**** MATERIAL PROVIDED

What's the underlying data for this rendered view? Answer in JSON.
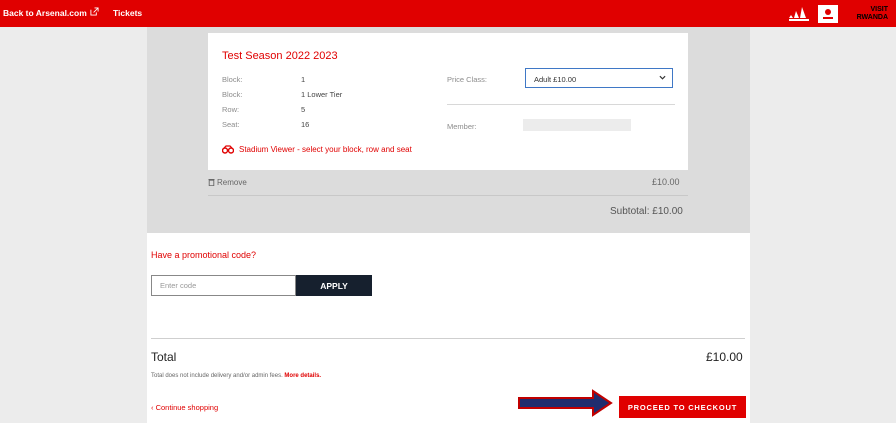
{
  "topbar": {
    "back_link": "Back to Arsenal.com",
    "tickets": "Tickets",
    "sponsors": {
      "adidas": "adidas",
      "emirates": "Emirates",
      "visit_line1": "VISIT",
      "visit_line2": "RWANDA"
    }
  },
  "ticket": {
    "title": "Test Season 2022 2023",
    "details": [
      {
        "label": "Block:",
        "value": "1"
      },
      {
        "label": "Block:",
        "value": "1 Lower Tier"
      },
      {
        "label": "Row:",
        "value": "5"
      },
      {
        "label": "Seat:",
        "value": "16"
      }
    ],
    "price_class_label": "Price Class:",
    "price_class_value": "Adult £10.00",
    "member_label": "Member:",
    "stadium_viewer": "Stadium Viewer - select your block, row and seat",
    "remove": "Remove",
    "line_price": "£10.00"
  },
  "subtotal": "Subtotal: £10.00",
  "promo": {
    "question": "Have a promotional code?",
    "placeholder": "Enter code",
    "apply": "APPLY"
  },
  "total": {
    "label": "Total",
    "value": "£10.00",
    "note": "Total does not include delivery and/or admin fees.",
    "more": "More details."
  },
  "continue": "‹ Continue shopping",
  "checkout": "PROCEED TO CHECKOUT",
  "colors": {
    "brand_red": "#e00000",
    "dark_button": "#16202e",
    "arrow_fill": "#1f2d6e",
    "arrow_stroke": "#c00000"
  }
}
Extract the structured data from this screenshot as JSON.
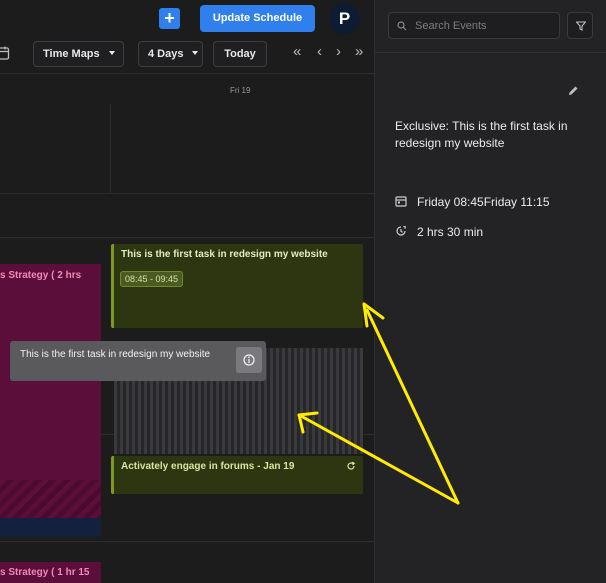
{
  "topbar": {
    "add_label": "+",
    "update_label": "Update Schedule",
    "avatar_initial": "P"
  },
  "toolbar": {
    "time_maps_label": "Time Maps",
    "days_label": "4 Days",
    "today_label": "Today",
    "nav_first": "«",
    "nav_prev": "‹",
    "nav_next": "›",
    "nav_last": "»"
  },
  "calendar": {
    "day_label": "Fri 19",
    "left_event_label": "s Strategy ( 2 hrs",
    "left_event_2_label": "s Strategy ( 1 hr 15",
    "event1": {
      "title": "This is the first task in redesign my website",
      "time": "08:45 - 09:45"
    },
    "event2": {
      "title": "Activately engage in forums - Jan 19"
    },
    "tooltip": {
      "text": "This is the first task in redesign my website"
    },
    "colors": {
      "event_green": "#2e3511",
      "event_border": "#7d9a1f",
      "event_magenta": "#5c0e3a",
      "accent_blue": "#2f80ed",
      "annotation_yellow": "#ffec00"
    }
  },
  "panel": {
    "search_placeholder": "Search Events",
    "detail_title": "Exclusive: This is the first task in redesign my website",
    "detail_time": "Friday 08:45Friday 11:15",
    "detail_duration": "2 hrs 30 min"
  },
  "icons": [
    "calendar-icon",
    "search-icon",
    "filter-icon",
    "edit-icon",
    "repeat-icon",
    "info-icon",
    "clock-icon"
  ]
}
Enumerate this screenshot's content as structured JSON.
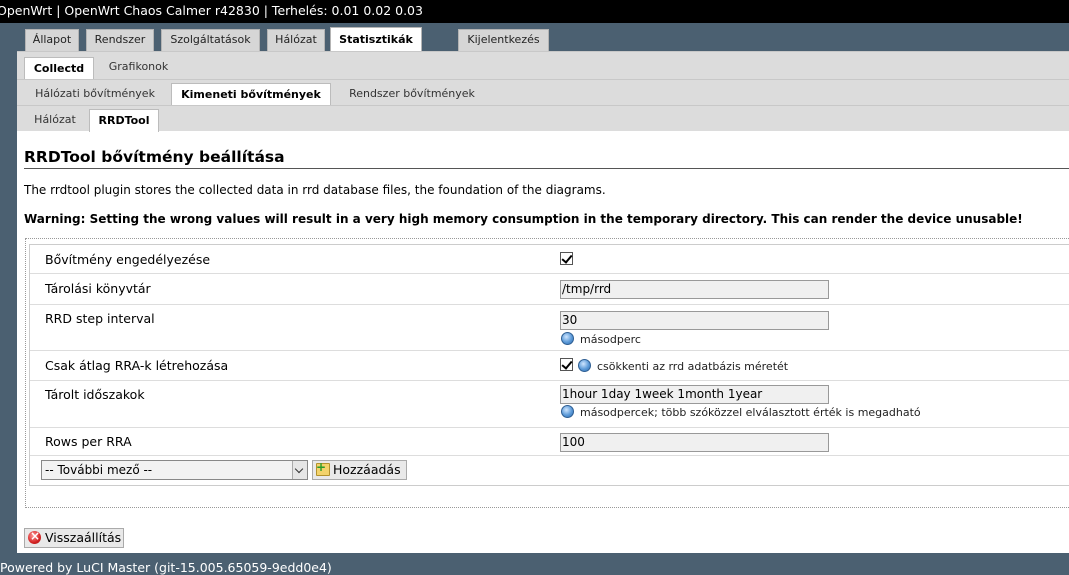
{
  "header": {
    "title": "OpenWrt | OpenWrt Chaos Calmer r42830 | Terhelés: 0.01 0.02 0.03"
  },
  "main_tabs": [
    {
      "label": "Állapot"
    },
    {
      "label": "Rendszer"
    },
    {
      "label": "Szolgáltatások"
    },
    {
      "label": "Hálózat"
    },
    {
      "label": "Statisztikák",
      "active": true
    },
    {
      "label": "Kijelentkezés"
    }
  ],
  "sub_tabs_1": [
    {
      "label": "Collectd",
      "active": true
    },
    {
      "label": "Grafikonok"
    }
  ],
  "sub_tabs_2": [
    {
      "label": "Hálózati bővítmények"
    },
    {
      "label": "Kimeneti bővítmények",
      "active": true
    },
    {
      "label": "Rendszer bővítmények"
    }
  ],
  "sub_tabs_3": [
    {
      "label": "Hálózat"
    },
    {
      "label": "RRDTool",
      "active": true
    }
  ],
  "page": {
    "title": "RRDTool bővítmény beállítása",
    "description": "The rrdtool plugin stores the collected data in rrd database files, the foundation of the diagrams.",
    "warning": "Warning: Setting the wrong values will result in a very high memory consumption in the temporary directory. This can render the device unusable!"
  },
  "form": {
    "enable_label": "Bővítmény engedélyezése",
    "enable_checked": true,
    "storage_label": "Tárolási könyvtár",
    "storage_value": "/tmp/rrd",
    "step_label": "RRD step interval",
    "step_value": "30",
    "step_hint": "másodperc",
    "avg_label": "Csak átlag RRA-k létrehozása",
    "avg_checked": true,
    "avg_hint": "csökkenti az rrd adatbázis méretét",
    "periods_label": "Tárolt időszakok",
    "periods_value": "1hour 1day 1week 1month 1year",
    "periods_hint": "másodpercek; több szóközzel elválasztott érték is megadható",
    "rows_label": "Rows per RRA",
    "rows_value": "100",
    "more_field_select": "-- További mező --",
    "add_button": "Hozzáadás",
    "reset_button": "Visszaállítás"
  },
  "footer": {
    "text": "Powered by LuCI Master (git-15.005.65059-9edd0e4)"
  }
}
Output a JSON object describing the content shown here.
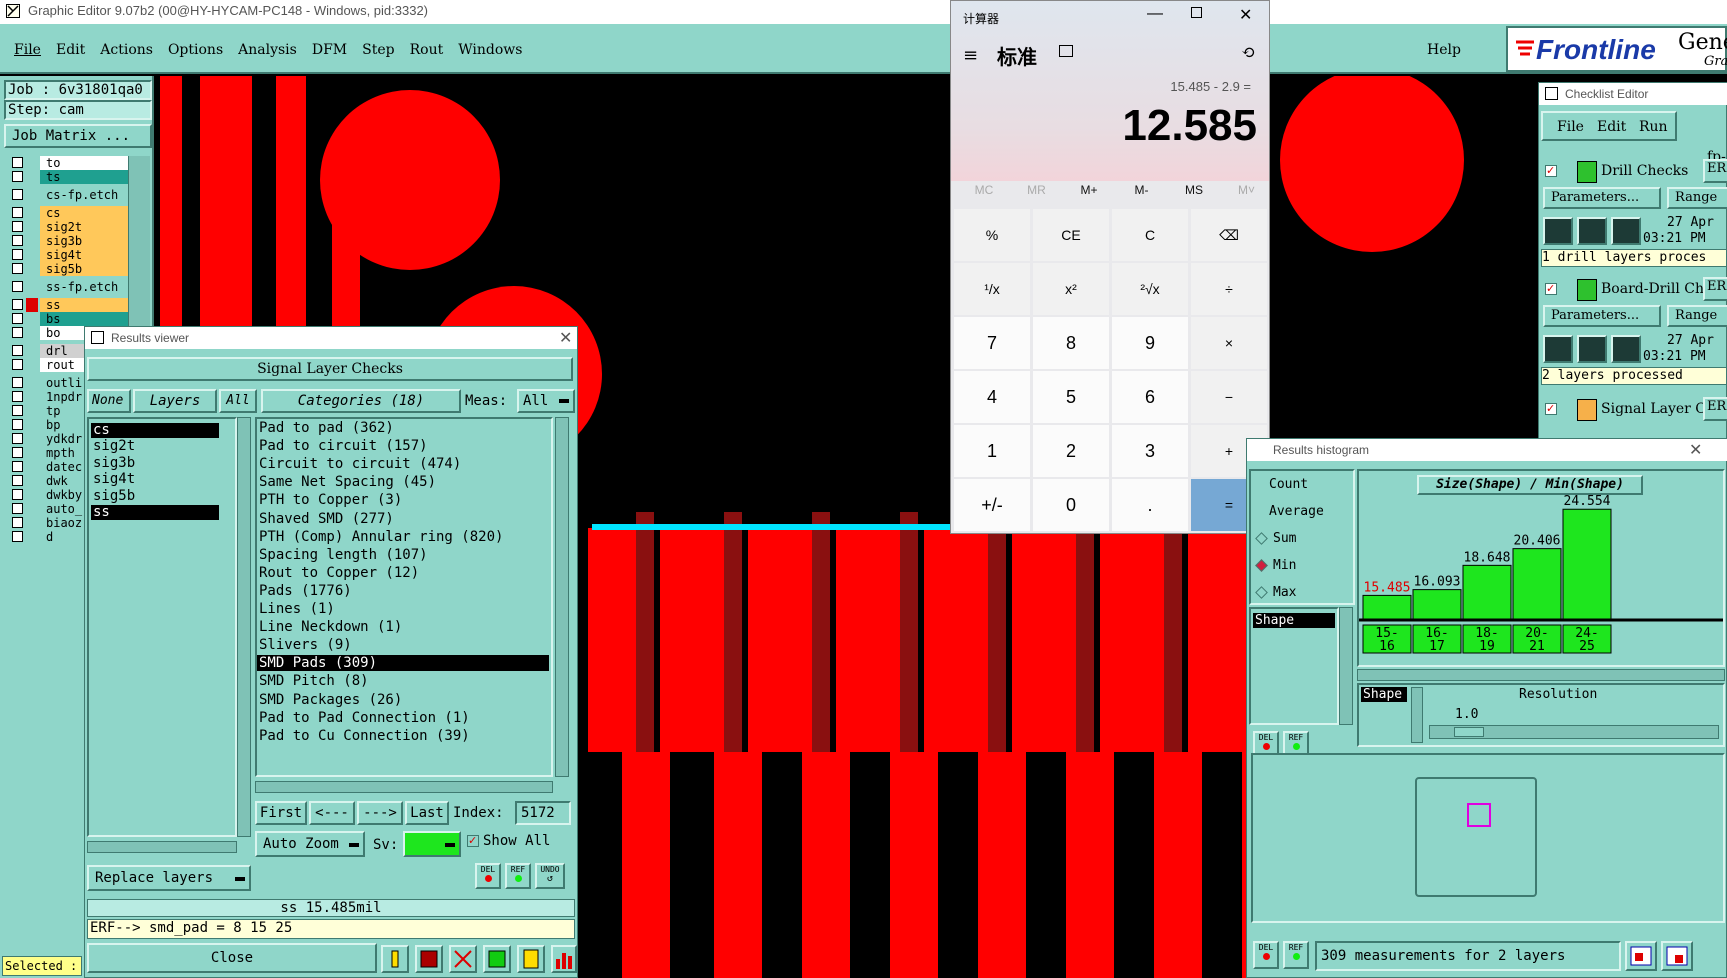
{
  "app": {
    "title": "Graphic Editor 9.07b2 (00@HY-HYCAM-PC148 - Windows, pid:3332)",
    "menu": [
      "File",
      "Edit",
      "Actions",
      "Options",
      "Analysis",
      "DFM",
      "Step",
      "Rout",
      "Windows"
    ],
    "help": "Help",
    "brand": "Frontline",
    "brand_extra": "Gene",
    "brand_sub": "Grap"
  },
  "left_panel": {
    "job": "Job : 6v31801qa0",
    "step": "Step: cam",
    "job_matrix": "Job Matrix ...",
    "layers": [
      {
        "name": "to",
        "color": "#ffffff"
      },
      {
        "name": "ts",
        "color": "#1fa090"
      },
      {
        "name": "cs-fp.etch",
        "color": "#8fd6c9"
      },
      {
        "name": "cs",
        "color": "#ffc85a"
      },
      {
        "name": "sig2t",
        "color": "#ffc85a"
      },
      {
        "name": "sig3b",
        "color": "#ffc85a"
      },
      {
        "name": "sig4t",
        "color": "#ffc85a"
      },
      {
        "name": "sig5b",
        "color": "#ffc85a"
      },
      {
        "name": "ss-fp.etch",
        "color": "#8fd6c9"
      },
      {
        "name": "ss",
        "color": "#ffc85a"
      },
      {
        "name": "bs",
        "color": "#1fa090"
      },
      {
        "name": "bo",
        "color": "#ffffff"
      },
      {
        "name": "drl",
        "color": "#d0d0d0"
      },
      {
        "name": "rout",
        "color": "#ffffff"
      },
      {
        "name": "outli",
        "color": "#8fd6c9"
      },
      {
        "name": "1npdr",
        "color": "#8fd6c9"
      },
      {
        "name": "tp",
        "color": "#8fd6c9"
      },
      {
        "name": "bp",
        "color": "#8fd6c9"
      },
      {
        "name": "ydkdr",
        "color": "#8fd6c9"
      },
      {
        "name": "mpth",
        "color": "#8fd6c9"
      },
      {
        "name": "datec",
        "color": "#8fd6c9"
      },
      {
        "name": "dwk",
        "color": "#8fd6c9"
      },
      {
        "name": "dwkby",
        "color": "#8fd6c9"
      },
      {
        "name": "auto_",
        "color": "#8fd6c9"
      },
      {
        "name": "biaoz",
        "color": "#8fd6c9"
      },
      {
        "name": "d",
        "color": "#8fd6c9"
      }
    ],
    "selected": "Selected :"
  },
  "results_viewer": {
    "title": "Results viewer",
    "heading": "Signal Layer Checks",
    "none": "None",
    "layers_btn": "Layers",
    "all": "All",
    "categories": "Categories (18)",
    "meas_label": "Meas:",
    "meas_value": "All",
    "layer_list": [
      "cs",
      "sig2t",
      "sig3b",
      "sig4t",
      "sig5b",
      "ss"
    ],
    "category_list": [
      "Pad to pad (362)",
      "Pad to circuit (157)",
      "Circuit to circuit (474)",
      "Same Net Spacing (45)",
      "PTH to Copper (3)",
      "Shaved SMD (277)",
      "PTH (Comp) Annular ring (820)",
      "Spacing length (107)",
      "Rout to Copper (12)",
      "Pads (1776)",
      "Lines (1)",
      "Line Neckdown (1)",
      "Slivers (9)",
      "SMD Pads (309)",
      "SMD Pitch (8)",
      "SMD Packages (26)",
      "Pad to Pad Connection (1)",
      "Pad to Cu Connection (39)"
    ],
    "selected_category": 13,
    "first": "First",
    "prev": "<---",
    "next": "--->",
    "last": "Last",
    "index_label": "Index:",
    "index_value": "5172",
    "auto_zoom": "Auto Zoom",
    "sv_label": "Sv:",
    "show_all": "Show All",
    "replace_layers": "Replace layers",
    "status": "ss 15.485mil",
    "erf": "ERF--> smd_pad = 8 15 25",
    "close": "Close",
    "del": "DEL",
    "ref": "REF",
    "undo": "UNDO"
  },
  "calculator": {
    "title": "计算器",
    "mode": "标准",
    "expression": "15.485 - 2.9 =",
    "result": "12.585",
    "memory": [
      "MC",
      "MR",
      "M+",
      "M-",
      "MS",
      "M˅"
    ],
    "keys": [
      [
        "%",
        "CE",
        "C",
        "⌫"
      ],
      [
        "¹/x",
        "x²",
        "²√x",
        "÷"
      ],
      [
        "7",
        "8",
        "9",
        "×"
      ],
      [
        "4",
        "5",
        "6",
        "−"
      ],
      [
        "1",
        "2",
        "3",
        "+"
      ],
      [
        "+/-",
        "0",
        ".",
        "="
      ]
    ]
  },
  "checklist": {
    "title": "Checklist Editor",
    "menu": [
      "File",
      "Edit",
      "Run"
    ],
    "fp": "fp-",
    "items": [
      {
        "name": "Drill Checks",
        "er": "ER",
        "params": "Parameters...",
        "range": "Range",
        "date": "27 Apr",
        "time": "03:21 PM",
        "status": "1 drill layers proces"
      },
      {
        "name": "Board-Drill Che",
        "er": "ER",
        "params": "Parameters...",
        "range": "Range",
        "date": "27 Apr",
        "time": "03:21 PM",
        "status": "2 layers processed"
      },
      {
        "name": "Signal Layer Ch",
        "er": "ER"
      }
    ]
  },
  "histogram": {
    "title": "Results histogram",
    "options": [
      "Count",
      "Average",
      "Sum",
      "Min",
      "Max"
    ],
    "selected_option": "Min",
    "chart_title": "Size(Shape) / Min(Shape)",
    "bins": [
      {
        "label": "15-16",
        "value": 15.485
      },
      {
        "label": "16-17",
        "value": 16.093
      },
      {
        "label": "18-19",
        "value": 18.648
      },
      {
        "label": "20-21",
        "value": 20.406
      },
      {
        "label": "24-25",
        "value": 24.554
      }
    ],
    "shape_item": "Shape",
    "shape_label": "Shape",
    "resolution_label": "Resolution",
    "resolution_value": "1.0",
    "status": "309 measurements for 2 layers",
    "del": "DEL",
    "ref": "REF"
  },
  "colors": {
    "panel": "#8fd6c9",
    "copper": "#ff0000",
    "highlight": "#00ffff",
    "bar": "#1ee61e"
  }
}
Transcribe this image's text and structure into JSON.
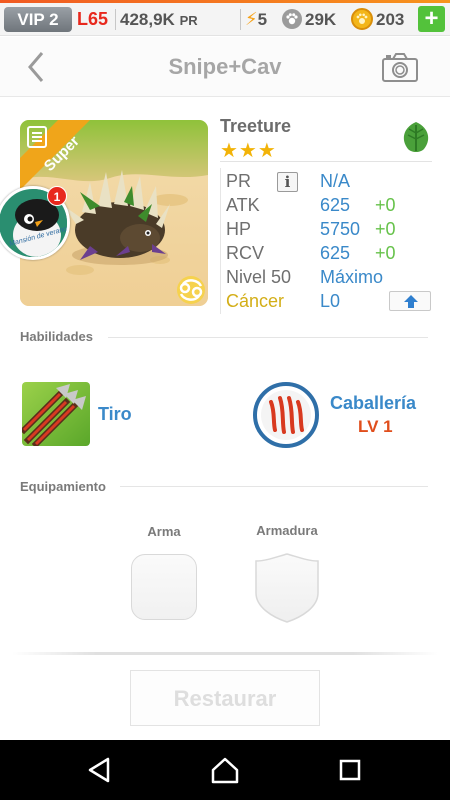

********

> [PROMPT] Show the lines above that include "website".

> [ANSWER]
      "title": "This is the first task in redesign my website",
      "text": "This is the first task in redesign my website"
    "detail_title": "Exclusive: This is the first task in redesign my website",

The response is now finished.